Records for this exercise Start Marker

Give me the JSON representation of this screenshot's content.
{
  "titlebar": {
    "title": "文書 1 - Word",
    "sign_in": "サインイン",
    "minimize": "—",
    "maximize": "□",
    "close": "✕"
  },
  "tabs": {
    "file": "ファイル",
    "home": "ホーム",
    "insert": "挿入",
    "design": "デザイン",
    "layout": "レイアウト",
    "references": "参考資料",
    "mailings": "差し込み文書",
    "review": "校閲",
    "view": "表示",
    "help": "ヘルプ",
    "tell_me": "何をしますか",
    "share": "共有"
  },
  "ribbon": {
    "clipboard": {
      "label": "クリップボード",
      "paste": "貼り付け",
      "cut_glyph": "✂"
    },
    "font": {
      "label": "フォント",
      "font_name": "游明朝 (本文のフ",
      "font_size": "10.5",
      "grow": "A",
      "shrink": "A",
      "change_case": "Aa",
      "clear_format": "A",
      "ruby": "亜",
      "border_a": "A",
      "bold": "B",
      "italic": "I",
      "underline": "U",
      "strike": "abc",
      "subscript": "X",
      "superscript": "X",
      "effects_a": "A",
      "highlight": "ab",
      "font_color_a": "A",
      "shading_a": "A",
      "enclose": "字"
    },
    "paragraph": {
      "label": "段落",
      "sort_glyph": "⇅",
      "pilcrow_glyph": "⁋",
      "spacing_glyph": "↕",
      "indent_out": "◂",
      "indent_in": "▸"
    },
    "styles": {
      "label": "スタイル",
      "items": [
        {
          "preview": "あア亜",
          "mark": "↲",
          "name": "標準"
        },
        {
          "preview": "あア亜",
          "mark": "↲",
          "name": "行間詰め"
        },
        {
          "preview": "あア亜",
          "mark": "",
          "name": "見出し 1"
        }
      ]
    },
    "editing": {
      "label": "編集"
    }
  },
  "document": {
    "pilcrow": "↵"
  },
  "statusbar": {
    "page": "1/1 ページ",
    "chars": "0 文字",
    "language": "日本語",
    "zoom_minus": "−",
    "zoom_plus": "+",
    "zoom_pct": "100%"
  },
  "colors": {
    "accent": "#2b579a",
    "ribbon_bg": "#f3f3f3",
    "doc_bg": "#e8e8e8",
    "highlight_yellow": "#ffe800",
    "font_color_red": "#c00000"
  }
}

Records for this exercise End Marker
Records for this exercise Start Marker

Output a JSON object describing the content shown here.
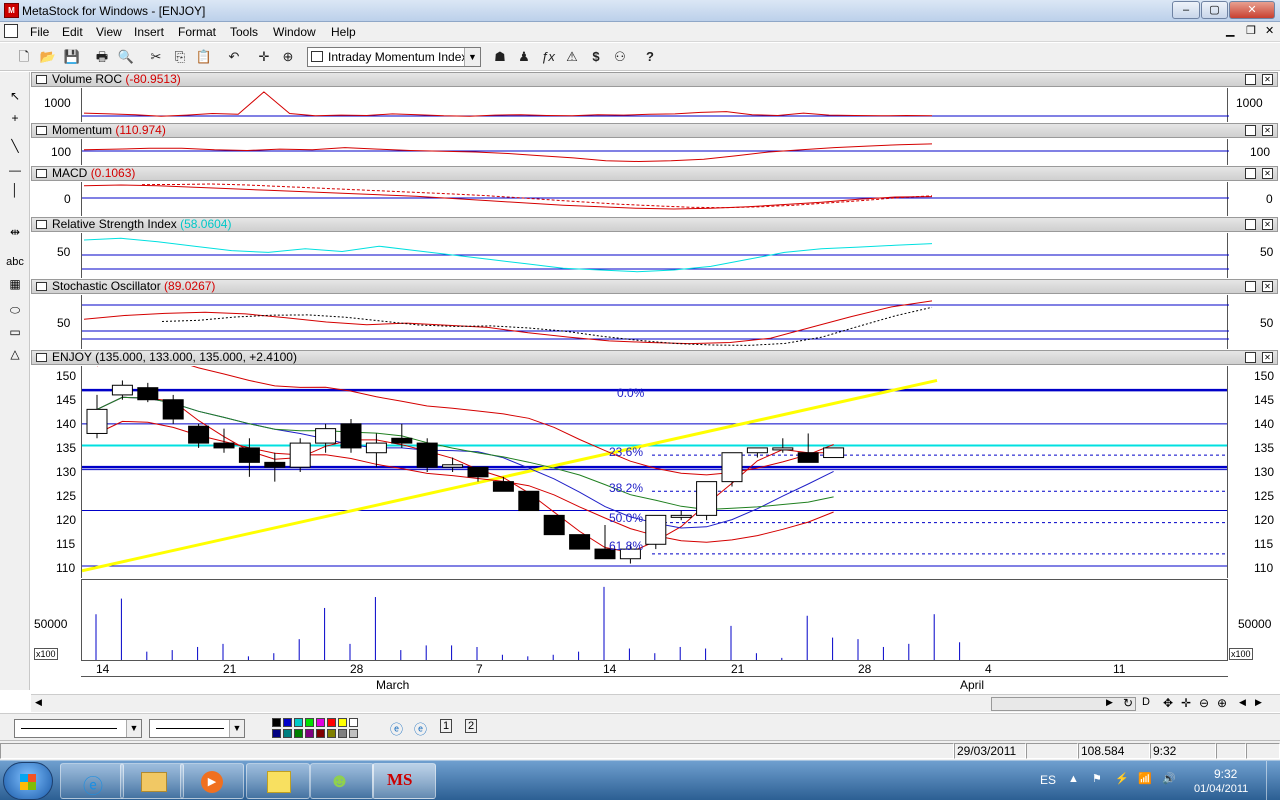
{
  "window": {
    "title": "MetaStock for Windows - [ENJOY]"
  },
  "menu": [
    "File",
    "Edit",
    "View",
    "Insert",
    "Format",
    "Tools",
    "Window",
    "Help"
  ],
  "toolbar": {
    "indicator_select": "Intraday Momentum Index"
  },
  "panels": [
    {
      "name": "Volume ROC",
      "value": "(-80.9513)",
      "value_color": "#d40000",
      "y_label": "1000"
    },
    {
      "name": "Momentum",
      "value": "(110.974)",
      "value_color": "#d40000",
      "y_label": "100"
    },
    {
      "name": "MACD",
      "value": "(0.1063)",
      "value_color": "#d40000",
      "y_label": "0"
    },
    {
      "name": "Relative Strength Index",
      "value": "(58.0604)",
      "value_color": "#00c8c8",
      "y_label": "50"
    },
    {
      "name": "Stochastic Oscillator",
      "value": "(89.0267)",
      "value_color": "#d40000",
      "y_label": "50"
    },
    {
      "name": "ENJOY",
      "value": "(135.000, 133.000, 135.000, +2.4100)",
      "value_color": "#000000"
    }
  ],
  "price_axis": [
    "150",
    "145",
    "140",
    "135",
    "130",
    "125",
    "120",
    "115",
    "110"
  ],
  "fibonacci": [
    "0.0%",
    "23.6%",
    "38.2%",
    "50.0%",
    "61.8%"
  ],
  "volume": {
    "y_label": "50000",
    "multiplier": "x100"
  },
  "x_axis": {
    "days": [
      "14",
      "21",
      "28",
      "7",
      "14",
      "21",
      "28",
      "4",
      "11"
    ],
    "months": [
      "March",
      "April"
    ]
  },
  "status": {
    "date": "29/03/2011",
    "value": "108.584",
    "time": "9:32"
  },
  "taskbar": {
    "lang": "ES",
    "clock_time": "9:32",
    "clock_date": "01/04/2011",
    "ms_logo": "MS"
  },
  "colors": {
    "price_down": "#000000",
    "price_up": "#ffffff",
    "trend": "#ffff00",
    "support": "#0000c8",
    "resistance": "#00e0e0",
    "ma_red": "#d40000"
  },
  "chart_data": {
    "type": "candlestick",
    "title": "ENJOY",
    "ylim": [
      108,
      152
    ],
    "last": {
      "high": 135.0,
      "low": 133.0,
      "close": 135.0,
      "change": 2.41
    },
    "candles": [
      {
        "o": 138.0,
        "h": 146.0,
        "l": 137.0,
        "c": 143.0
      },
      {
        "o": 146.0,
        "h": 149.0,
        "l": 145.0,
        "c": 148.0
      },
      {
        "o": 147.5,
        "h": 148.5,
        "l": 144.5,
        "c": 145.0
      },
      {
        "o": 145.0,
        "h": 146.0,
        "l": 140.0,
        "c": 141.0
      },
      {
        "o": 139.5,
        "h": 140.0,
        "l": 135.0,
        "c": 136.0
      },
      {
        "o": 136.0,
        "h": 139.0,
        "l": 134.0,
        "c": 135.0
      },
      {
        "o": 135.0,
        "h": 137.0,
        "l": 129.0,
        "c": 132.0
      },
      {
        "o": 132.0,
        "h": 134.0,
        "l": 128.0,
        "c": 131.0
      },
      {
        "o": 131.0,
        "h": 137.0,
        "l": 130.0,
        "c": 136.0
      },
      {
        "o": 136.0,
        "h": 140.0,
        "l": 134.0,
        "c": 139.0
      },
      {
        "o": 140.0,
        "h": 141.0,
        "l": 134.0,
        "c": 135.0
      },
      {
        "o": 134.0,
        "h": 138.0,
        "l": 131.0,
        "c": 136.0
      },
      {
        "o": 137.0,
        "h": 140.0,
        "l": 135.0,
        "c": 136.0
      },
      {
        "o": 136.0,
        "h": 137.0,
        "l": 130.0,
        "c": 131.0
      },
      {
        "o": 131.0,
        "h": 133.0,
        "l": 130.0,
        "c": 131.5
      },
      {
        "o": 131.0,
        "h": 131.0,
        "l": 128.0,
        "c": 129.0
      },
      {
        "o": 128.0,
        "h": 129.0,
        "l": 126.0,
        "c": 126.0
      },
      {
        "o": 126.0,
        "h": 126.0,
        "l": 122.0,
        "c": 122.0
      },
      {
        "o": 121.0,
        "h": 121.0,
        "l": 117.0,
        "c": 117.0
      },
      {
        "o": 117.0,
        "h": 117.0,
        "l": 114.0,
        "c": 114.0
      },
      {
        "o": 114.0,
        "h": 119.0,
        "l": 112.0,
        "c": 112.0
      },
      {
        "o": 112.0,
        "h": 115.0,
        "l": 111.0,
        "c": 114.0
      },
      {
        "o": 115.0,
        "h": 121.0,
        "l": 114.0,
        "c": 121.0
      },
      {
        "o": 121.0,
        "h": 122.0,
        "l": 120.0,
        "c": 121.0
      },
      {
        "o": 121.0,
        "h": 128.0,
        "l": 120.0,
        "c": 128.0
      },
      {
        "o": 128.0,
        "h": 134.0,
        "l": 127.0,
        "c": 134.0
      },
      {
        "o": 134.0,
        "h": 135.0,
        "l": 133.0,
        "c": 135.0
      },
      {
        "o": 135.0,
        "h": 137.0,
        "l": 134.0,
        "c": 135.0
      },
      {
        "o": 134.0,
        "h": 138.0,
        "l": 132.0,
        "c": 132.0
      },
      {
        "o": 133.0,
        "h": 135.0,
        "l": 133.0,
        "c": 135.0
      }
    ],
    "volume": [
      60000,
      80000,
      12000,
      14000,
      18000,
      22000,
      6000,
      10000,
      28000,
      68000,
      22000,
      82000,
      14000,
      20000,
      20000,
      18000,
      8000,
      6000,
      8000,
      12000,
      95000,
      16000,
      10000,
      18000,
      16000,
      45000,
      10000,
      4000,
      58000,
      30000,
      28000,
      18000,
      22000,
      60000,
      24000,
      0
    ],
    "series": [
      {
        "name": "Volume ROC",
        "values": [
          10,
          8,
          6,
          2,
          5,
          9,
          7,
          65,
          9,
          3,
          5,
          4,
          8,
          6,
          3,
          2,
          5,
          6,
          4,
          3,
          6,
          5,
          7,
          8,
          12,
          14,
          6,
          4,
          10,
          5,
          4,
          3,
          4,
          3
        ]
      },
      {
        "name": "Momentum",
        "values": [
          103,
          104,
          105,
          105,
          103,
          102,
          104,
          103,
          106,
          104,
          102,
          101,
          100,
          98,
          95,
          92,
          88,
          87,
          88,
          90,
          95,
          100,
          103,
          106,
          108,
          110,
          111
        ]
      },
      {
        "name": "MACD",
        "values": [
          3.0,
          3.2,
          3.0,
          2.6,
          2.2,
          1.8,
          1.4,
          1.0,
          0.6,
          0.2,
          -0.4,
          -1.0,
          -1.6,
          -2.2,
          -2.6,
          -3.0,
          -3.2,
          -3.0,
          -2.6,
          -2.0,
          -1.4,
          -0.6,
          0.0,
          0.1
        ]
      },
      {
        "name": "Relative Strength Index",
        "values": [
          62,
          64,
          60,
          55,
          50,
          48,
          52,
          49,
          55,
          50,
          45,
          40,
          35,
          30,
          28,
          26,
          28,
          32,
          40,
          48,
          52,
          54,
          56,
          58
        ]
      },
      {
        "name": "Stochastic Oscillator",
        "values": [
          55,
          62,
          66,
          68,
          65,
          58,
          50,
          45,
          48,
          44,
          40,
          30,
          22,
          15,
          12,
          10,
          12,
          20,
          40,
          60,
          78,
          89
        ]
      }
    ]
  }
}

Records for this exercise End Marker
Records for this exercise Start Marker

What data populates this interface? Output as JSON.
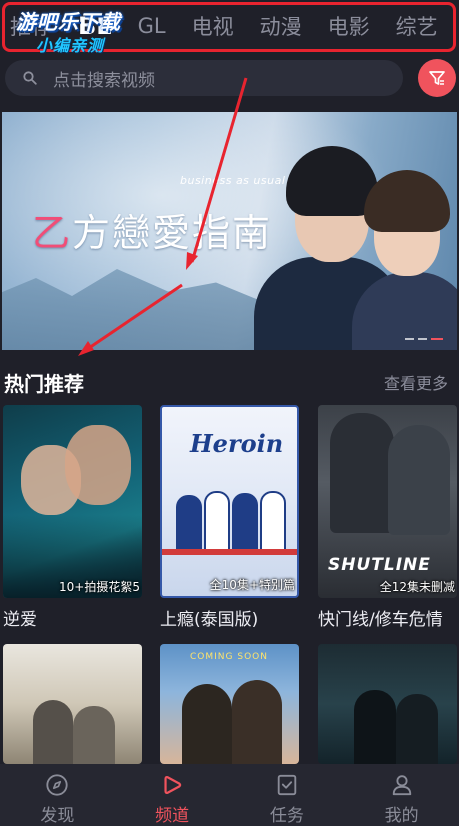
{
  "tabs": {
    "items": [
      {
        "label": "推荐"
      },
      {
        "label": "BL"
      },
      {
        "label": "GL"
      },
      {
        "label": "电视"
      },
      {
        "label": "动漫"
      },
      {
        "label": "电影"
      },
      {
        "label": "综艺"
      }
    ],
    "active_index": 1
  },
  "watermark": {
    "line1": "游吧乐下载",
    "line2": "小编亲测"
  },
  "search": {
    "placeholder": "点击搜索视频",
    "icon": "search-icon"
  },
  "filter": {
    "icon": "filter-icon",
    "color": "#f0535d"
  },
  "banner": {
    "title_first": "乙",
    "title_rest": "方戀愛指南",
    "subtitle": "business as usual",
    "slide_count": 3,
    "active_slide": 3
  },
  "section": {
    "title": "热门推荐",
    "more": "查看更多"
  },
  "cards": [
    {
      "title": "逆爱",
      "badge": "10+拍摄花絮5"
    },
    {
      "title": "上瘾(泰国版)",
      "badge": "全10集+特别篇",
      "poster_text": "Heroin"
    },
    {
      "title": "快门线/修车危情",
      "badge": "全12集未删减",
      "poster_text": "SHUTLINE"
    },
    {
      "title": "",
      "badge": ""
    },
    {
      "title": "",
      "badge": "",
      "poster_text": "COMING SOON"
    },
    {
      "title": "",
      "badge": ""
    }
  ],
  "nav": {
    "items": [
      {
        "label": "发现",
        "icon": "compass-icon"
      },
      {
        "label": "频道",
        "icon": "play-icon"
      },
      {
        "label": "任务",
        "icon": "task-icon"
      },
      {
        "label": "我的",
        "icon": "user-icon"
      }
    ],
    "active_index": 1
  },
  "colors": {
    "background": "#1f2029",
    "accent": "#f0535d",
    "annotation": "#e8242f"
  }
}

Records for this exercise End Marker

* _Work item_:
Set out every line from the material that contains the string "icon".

* _Solved exercise_:
    "icon": "search-icon"
    "icon": "filter-icon",
        "icon": "compass-icon"
        "icon": "play-icon"
        "icon": "task-icon"
        "icon": "user-icon"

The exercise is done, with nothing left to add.